Winning in an Economy of Attention

By Anne Hubert

2015-09-30-1443639322-239678-AnneHubertHeadshot2015.jpgStumble out of bed. Check texts. Check email. Try not to run into furniture en route to making coffee. Shower. Walk to subway/bike/car/commuter train. Insert earbuds and start listening to new Spotify playlist. Open book--so analog--and stare at page. Imagine creating a SpongeBob T-shirt. Lose place in book.

The popular press has described a crisis of attention, a world awash in distraction, where consumers struggle to stay afloat. In a new study, the team at Scratch, Viacom's creative consultancy, discovered that consumers have no such crisis; in fact, they have more tools than ever to tune out what they don't like, and tune in to what they love.

Whose crisis is it? It's definitely a challenge for marketers, content makers and anyone trying to build a brand or break through. When attention is limited and stimulation is constant, how do you stand out? Scratch has been studying the state of attention today to answer this question and others. Here's what we've found.
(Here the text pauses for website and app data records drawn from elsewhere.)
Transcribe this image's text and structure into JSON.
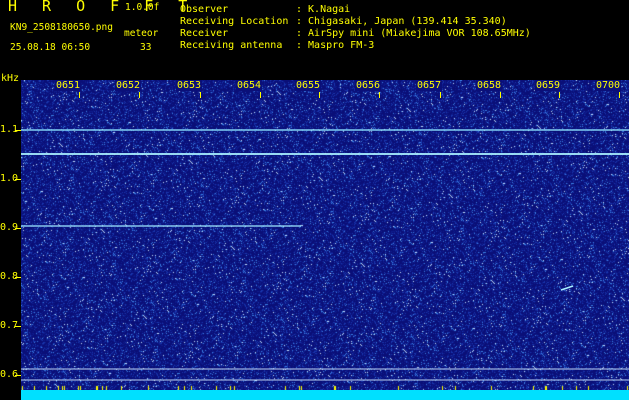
{
  "header": {
    "app_title": "H R O F F T",
    "version": "1.0.0f",
    "filename": "KN9_2508180650.png",
    "mode": "meteor",
    "datetime": "25.08.18 06:50",
    "count": "33"
  },
  "info": [
    {
      "label": "Observer",
      "value": ":  K.Nagai"
    },
    {
      "label": "Receiving Location",
      "value": ":  Chigasaki, Japan (139.414 35.340)"
    },
    {
      "label": "Receiver",
      "value": ":  AirSpy mini (Miakejima VOR 108.65MHz)"
    },
    {
      "label": "Receiving antenna",
      "value": ":  Maspro FM-3"
    }
  ],
  "axis": {
    "y_unit": "kHz",
    "y_ticks": [
      "1.1",
      "1.0",
      "0.9",
      "0.8",
      "0.7",
      "0.6"
    ],
    "time_ticks": [
      "0651",
      "0652",
      "0653",
      "0654",
      "0655",
      "0656",
      "0657",
      "0658",
      "0659",
      "0700"
    ]
  },
  "colors": {
    "background": "#000000",
    "text": "#ffff00",
    "waterfall_bg": "#0a0f78",
    "signal_line": "#7fe0ff",
    "floor": "#00e0ff"
  }
}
Even though there's more competing for consumers' attention than ever before, they're not overwhelmed.

According to the Scratch Attention Study, 75% of consumers believe their ability to pay attention is improving or remaining constant, and 70% believe they're paying the right amount of attention to the things in their lives. They're empowered by choice. Our challenge as marketers is to get them to choose us.
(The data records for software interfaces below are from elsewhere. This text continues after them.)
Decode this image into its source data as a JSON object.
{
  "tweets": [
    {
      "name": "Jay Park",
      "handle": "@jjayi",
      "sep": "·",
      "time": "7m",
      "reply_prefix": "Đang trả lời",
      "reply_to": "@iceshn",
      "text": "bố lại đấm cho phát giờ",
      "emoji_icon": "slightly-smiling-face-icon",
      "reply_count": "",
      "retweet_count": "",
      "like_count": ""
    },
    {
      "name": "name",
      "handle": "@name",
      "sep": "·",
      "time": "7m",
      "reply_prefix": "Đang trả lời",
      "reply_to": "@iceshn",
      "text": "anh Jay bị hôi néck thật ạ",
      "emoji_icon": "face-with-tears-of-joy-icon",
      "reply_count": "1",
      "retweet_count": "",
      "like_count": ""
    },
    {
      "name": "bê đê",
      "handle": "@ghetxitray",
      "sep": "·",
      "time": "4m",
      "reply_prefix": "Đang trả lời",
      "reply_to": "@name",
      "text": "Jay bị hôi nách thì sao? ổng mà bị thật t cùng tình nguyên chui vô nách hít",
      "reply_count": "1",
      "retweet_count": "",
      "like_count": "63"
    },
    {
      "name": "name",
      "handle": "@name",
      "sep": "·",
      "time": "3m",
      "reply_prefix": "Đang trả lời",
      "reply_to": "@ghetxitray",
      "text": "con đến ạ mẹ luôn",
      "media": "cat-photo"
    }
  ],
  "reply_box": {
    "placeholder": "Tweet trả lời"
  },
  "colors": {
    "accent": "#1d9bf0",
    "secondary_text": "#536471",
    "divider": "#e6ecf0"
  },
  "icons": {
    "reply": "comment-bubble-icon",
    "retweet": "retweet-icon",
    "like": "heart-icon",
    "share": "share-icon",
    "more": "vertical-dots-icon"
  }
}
Not all attention is created equal--engagement is the apex.

Attention is defined by what you want to do with it. For neurologists, it's about promoting brain function; for Buddhists, seeking transcendence. At Viacom, it's about engagement. It's about getting consumers to see our content, feel it and own it. When consumers choose where to engage, they assess the experience by asking, "Was that experience worth it?" If they engage with our content again and again, sharing it with others, making it their own and creating thriving fandoms, then we know we're on to something.
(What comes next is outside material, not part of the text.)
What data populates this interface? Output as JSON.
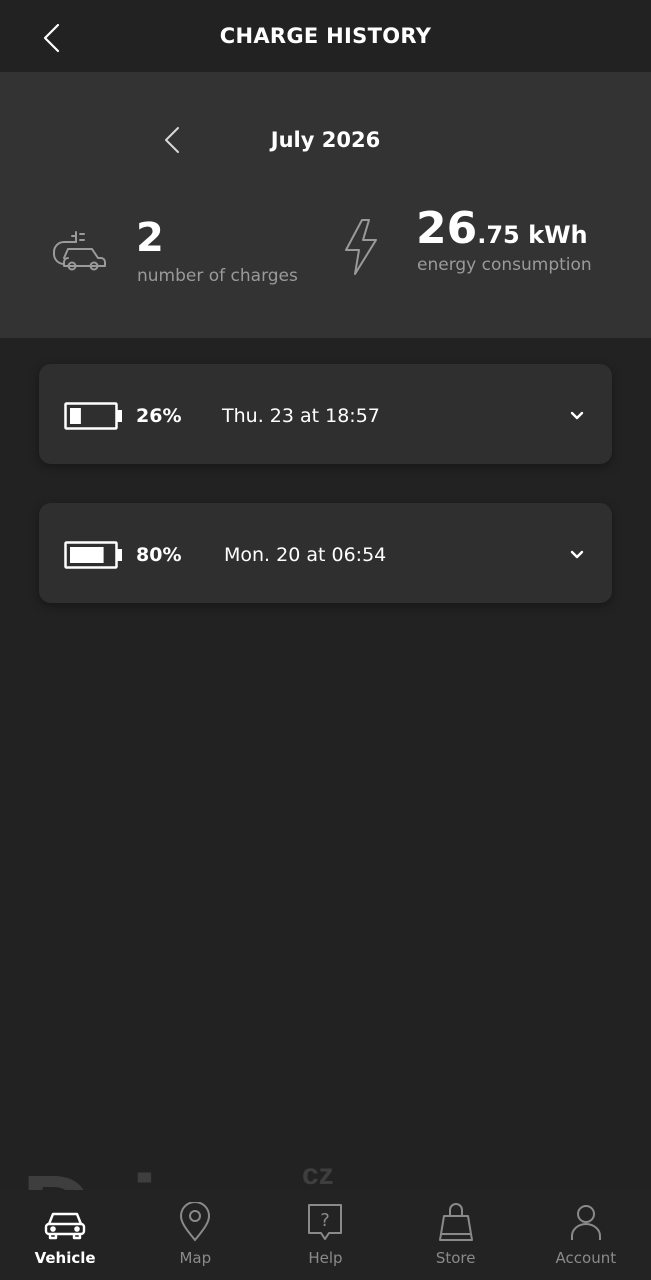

Context matters.

Sixty-five percent of people choose to consume different types of content depending on their mood. If you want consumers to see your content and feel strongly about it, you need to deliver it to them at just the right time, in just the right way. Sometimes they want a marathon session of Broad City, and sometimes they just want a quick shot, like a 6 second Vine from King Bach.

Of course, consumers also want to know what their friends are watching, and how much those friends like what they're seeing - 84% of consumers watch content recommended by other people, and 75% report that they watch a show because other people are talking about it. We're all relying on the community at unprecedented levels, with more tools than ever to discern who's loving what.

When consumers take ownership of a brand, marketers can reap real rewards. More than 9,600 people attended Brony-Con in 2014. More than 5,700 handmade Teenage Mutant Ninja Turtles are for sale on Etsy. And don't forget Reddit, where fandom abounds (I'm no stranger to Serial subreddits myself). 76% of people self-identify as members of a fan community, and 66% of Millennials say fandom is an expression of themselves or their values. Those are powerful numbers, but even more powerful is when a niche interest goes global; there, we see just how dynamic collective attention can be. If 61% of people say that the things they remember most are those they experience with others, then it's no wonder that #thedress and Left Shark resonated so strongly.

Standards of measurement need to change.

We're human, so we have a sense of what gets attention. Intuition is far from an exact science, and current methods of quantification don't take into account that the way consumers connect with Inside Amy Schumer is not the way they connect with the news. Those shows serve different purposes, and resonate in different ways with their audiences, so it's no surprise people engage differently with each. That's why Viacom is continuing its study of the science of attention in partnership with Spotify and Yale Center for Customer Insights, working to understand and quantify the nuanced roles of focus, connection and memory and what they mean for our brands and for our partners.

Creating the next big thing has never been more possible or more challenging. We're exploring a new frontier. We have a chance to be true pioneers. And that opportunity has definitely got our attention.

Scratch is a creative consultancy that applies Viacom's expertise in consumer understanding, brand strategy, design, content, storytelling and more, to help clients resonate in culture, activate consumers and win in their industries. For more information, go to or email